However this game had the word "OBSCURE" branded on it with a big red rubber stamp, and very few today know about it. A shame really because many developers could learn from this, especially games like Legacy of Kain: Soul Reaver. As usual, I'd expect a full visual and auditory revamp, as well as fixes to the platforming aspects and control. Do this, and I'd be a very happy RPGer.
Number 1: Ultima Underworld, the Stygian Abyss
The Ultima Universe is grand and certainly one of the most inspiring, not to mention revolutionary. Not only did it radically change RPGs when it was first made and advanced the genre much faster than others at its time (save for strategy, which was developing quite well). But Underworld was the first game where I felt like I was in the game, or in a scenario which was very possible save for the monsters and sewer urchins. You could come up to me and say Dark Souls is its successor but based on what I hear the only thing it did in comparison was make rats kill you in a single hit, and base a bit of its gameplay in a sewer. In Underworld, everything you did was important and if you died or got lost, it was your own fault. You had to write your own notes and draw your own maps, find your own weapons and armour and learn all the safe spots to run to (because you will need them, even at the start), not to mention things we take for granted like food, rest and water. It's the perfect dungeon simulator and you start off with absolutely nothing, and I love it.
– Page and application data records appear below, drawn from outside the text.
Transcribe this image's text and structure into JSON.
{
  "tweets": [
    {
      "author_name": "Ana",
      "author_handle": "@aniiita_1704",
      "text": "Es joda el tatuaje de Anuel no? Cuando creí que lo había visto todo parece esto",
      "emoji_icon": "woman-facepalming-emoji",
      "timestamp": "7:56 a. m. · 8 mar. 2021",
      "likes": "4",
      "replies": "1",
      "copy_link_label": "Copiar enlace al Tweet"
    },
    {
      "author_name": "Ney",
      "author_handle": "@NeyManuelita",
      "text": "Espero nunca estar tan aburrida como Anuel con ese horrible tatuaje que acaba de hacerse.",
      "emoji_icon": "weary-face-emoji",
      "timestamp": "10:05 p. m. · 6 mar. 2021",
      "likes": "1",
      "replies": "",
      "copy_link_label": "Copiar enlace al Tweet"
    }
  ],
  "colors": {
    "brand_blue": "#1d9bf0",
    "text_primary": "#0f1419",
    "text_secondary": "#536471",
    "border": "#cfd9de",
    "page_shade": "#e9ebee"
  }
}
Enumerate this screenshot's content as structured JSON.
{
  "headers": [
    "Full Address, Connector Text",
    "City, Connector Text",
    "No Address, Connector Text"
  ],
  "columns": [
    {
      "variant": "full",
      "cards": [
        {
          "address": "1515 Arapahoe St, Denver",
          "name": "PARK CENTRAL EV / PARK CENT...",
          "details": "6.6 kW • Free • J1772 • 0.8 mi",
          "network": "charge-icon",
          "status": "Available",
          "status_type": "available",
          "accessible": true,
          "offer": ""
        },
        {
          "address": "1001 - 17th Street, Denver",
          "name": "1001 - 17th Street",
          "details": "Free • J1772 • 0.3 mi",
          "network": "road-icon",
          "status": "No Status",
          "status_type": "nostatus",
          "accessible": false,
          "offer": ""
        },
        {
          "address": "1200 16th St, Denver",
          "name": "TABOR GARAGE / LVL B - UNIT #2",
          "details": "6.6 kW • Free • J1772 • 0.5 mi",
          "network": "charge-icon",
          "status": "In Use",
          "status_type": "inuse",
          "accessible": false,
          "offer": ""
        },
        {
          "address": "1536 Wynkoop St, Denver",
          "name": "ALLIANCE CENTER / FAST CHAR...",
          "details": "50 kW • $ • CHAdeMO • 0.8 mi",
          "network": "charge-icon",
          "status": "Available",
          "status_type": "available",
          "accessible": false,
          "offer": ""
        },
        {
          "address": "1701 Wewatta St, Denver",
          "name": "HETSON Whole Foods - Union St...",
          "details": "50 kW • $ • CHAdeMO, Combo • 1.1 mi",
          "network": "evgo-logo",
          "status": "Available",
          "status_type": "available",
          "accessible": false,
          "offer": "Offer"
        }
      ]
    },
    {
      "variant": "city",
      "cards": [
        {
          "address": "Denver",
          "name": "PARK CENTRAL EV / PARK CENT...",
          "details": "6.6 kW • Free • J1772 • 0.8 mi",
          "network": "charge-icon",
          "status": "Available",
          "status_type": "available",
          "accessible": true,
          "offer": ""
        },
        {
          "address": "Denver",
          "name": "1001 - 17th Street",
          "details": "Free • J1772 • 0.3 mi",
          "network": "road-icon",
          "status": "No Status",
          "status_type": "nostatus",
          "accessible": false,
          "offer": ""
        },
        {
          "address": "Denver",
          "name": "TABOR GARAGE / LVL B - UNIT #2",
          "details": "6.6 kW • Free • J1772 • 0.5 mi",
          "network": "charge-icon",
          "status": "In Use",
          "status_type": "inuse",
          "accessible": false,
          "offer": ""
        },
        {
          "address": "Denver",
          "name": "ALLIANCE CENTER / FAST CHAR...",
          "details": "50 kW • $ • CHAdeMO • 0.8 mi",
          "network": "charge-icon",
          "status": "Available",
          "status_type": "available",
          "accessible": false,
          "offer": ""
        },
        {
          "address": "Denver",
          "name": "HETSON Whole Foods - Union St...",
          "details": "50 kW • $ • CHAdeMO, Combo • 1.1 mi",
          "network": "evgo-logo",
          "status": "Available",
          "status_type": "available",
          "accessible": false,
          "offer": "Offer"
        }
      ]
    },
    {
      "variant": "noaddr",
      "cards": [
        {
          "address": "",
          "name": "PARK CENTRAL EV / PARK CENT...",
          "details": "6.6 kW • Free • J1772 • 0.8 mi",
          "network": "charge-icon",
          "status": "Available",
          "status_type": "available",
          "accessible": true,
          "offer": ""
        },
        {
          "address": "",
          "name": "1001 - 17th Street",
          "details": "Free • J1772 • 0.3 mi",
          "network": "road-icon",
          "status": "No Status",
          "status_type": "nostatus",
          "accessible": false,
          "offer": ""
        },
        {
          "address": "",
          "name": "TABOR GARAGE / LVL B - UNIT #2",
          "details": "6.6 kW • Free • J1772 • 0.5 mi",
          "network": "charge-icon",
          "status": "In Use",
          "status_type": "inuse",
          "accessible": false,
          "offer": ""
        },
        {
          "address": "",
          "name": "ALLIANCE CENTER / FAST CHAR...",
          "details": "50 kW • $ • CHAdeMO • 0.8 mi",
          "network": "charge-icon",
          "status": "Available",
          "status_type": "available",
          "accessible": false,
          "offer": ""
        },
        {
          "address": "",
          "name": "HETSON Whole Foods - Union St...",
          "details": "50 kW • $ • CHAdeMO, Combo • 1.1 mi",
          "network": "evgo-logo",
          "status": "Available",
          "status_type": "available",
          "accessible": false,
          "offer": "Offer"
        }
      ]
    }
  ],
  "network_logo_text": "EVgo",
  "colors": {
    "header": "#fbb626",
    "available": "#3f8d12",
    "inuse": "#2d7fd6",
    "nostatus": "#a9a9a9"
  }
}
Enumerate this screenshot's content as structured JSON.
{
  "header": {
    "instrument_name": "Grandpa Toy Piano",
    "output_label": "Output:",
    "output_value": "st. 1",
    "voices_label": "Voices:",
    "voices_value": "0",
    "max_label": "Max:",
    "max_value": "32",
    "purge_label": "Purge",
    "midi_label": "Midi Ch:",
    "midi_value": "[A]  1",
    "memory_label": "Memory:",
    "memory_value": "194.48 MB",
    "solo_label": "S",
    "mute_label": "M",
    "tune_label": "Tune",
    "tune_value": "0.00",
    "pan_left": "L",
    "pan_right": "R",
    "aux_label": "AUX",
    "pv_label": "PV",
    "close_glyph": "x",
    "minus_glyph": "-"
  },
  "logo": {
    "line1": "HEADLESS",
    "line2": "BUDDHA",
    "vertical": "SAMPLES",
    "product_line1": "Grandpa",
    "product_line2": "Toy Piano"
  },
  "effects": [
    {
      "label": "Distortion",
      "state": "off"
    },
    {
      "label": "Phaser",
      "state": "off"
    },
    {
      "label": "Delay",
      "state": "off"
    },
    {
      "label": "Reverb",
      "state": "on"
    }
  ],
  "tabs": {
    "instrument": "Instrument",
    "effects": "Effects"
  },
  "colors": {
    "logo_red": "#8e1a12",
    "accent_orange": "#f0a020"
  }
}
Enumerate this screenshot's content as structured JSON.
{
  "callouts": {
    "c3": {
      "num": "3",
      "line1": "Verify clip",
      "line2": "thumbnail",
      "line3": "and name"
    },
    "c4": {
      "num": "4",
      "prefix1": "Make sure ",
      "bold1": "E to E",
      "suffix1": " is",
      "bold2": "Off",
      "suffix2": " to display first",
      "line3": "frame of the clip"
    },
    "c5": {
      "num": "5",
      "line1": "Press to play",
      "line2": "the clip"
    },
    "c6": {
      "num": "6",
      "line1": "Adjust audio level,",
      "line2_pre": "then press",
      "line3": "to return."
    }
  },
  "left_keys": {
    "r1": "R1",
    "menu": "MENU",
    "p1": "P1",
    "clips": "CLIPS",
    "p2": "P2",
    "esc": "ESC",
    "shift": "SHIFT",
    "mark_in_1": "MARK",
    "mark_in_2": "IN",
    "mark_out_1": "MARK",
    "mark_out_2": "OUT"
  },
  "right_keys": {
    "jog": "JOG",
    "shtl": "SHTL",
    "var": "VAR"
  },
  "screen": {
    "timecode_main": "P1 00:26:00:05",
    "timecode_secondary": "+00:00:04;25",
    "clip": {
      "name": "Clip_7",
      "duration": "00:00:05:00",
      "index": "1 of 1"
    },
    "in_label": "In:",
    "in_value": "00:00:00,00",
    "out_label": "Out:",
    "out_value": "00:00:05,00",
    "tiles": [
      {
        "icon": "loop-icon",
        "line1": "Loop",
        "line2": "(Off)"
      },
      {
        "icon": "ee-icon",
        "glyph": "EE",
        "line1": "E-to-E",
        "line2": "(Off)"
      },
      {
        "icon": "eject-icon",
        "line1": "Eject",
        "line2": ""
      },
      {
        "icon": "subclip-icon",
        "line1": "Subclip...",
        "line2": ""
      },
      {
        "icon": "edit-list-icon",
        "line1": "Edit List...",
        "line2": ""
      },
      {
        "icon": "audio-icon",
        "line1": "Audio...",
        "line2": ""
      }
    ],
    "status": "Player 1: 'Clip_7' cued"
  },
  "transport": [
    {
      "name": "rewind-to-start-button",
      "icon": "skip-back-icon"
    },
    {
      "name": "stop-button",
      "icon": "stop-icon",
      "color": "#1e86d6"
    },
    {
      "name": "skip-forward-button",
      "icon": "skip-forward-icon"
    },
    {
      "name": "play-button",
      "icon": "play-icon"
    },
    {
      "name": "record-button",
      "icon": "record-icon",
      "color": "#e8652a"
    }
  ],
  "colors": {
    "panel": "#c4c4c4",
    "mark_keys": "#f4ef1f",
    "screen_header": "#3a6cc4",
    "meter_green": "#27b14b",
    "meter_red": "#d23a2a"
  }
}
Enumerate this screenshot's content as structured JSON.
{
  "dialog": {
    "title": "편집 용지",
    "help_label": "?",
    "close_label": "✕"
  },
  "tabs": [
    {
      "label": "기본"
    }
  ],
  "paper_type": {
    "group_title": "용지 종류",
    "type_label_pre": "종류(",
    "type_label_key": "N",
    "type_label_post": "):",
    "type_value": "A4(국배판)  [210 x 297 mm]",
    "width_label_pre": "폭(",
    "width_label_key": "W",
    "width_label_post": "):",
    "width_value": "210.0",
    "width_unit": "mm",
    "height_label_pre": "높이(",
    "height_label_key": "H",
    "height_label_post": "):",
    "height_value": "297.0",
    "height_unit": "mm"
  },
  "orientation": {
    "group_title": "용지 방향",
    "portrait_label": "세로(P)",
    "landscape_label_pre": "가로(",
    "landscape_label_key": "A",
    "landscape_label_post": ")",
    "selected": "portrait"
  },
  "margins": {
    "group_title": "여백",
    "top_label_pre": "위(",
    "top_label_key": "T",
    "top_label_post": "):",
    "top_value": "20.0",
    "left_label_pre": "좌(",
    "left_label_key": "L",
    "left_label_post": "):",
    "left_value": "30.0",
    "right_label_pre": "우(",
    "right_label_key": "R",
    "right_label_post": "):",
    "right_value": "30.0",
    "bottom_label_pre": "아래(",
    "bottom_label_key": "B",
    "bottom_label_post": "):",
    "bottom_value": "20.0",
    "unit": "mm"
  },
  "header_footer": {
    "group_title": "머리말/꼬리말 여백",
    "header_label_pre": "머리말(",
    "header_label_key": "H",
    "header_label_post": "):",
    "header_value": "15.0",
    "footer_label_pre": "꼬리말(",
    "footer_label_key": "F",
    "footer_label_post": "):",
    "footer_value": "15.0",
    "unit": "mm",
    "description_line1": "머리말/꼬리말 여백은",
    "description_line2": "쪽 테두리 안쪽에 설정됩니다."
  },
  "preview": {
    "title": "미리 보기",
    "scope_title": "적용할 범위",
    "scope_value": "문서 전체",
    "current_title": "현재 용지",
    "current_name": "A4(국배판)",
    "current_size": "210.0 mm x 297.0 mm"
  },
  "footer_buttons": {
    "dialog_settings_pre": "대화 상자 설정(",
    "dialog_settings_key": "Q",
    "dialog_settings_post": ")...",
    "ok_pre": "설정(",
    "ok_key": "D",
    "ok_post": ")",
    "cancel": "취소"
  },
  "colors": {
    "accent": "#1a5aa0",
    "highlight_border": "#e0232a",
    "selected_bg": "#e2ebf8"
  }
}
This game isn't all that hard, it's just that there's no handholding. There's very few quest clues or hints or scraps for your journal because you have to scribble them down on your map. It may sound like a chore but if so, you're not used to playing an RPG how it should be. It's an undiscovered video game theme that still to this day is buried underneath all the "soon-to-be hero" and "knight in shining armour" games, and that only makes the demand for this genre greater - survival and actual roleplay. Every NPC you meet will react differently to other actions, the tone of your voice, if you have a weapon sheathed or unsheathed, your stats and whatever you have in your pack to trade (there's a lot of trading for scraps of food). While your choices aren't as influencial as Heavy Rain, this was the most character development you'd ever hope to see in an RPG at the time, even more so than now I might add. Its lifespan is huge, possibly triple the longest RPG at the time on your first time round because the eight levels to this dungeon are the size of Cyrodiil each, and it's never as simple as uncovering the entire map because there's all kinds of puzzles and strategies and whatnot involved. Don't expect to complete this game in an instant; it's for people who have too much time on their hands, and far too little paper to jot notes down on.
If Underworld was to be remade, I'd have to request a few things. Obviously keep the original visuals and OST in case people want to replay it like that, but revamp the visuals and soundtrack to further add to the experience. Have different difficulty settings, and far more secrets. Oh, and let's stop the Headless(es) from breaking 11 axes in a single fight please.
As usual this was quite a hard list to make, because it's all down to personal opinion and there's not a single game everybody in the world can agree to being remade. However this list was to give some of these titles a bit more recognition because they certainly deserve it, and while that may be of no use to these developers I hope my list is something we can learn from. But it's time now to finish up, and ask: What games do YOU think deserve a remake, and why? Until the next time readers, I wish you all a pleasant day, and thanks for reading!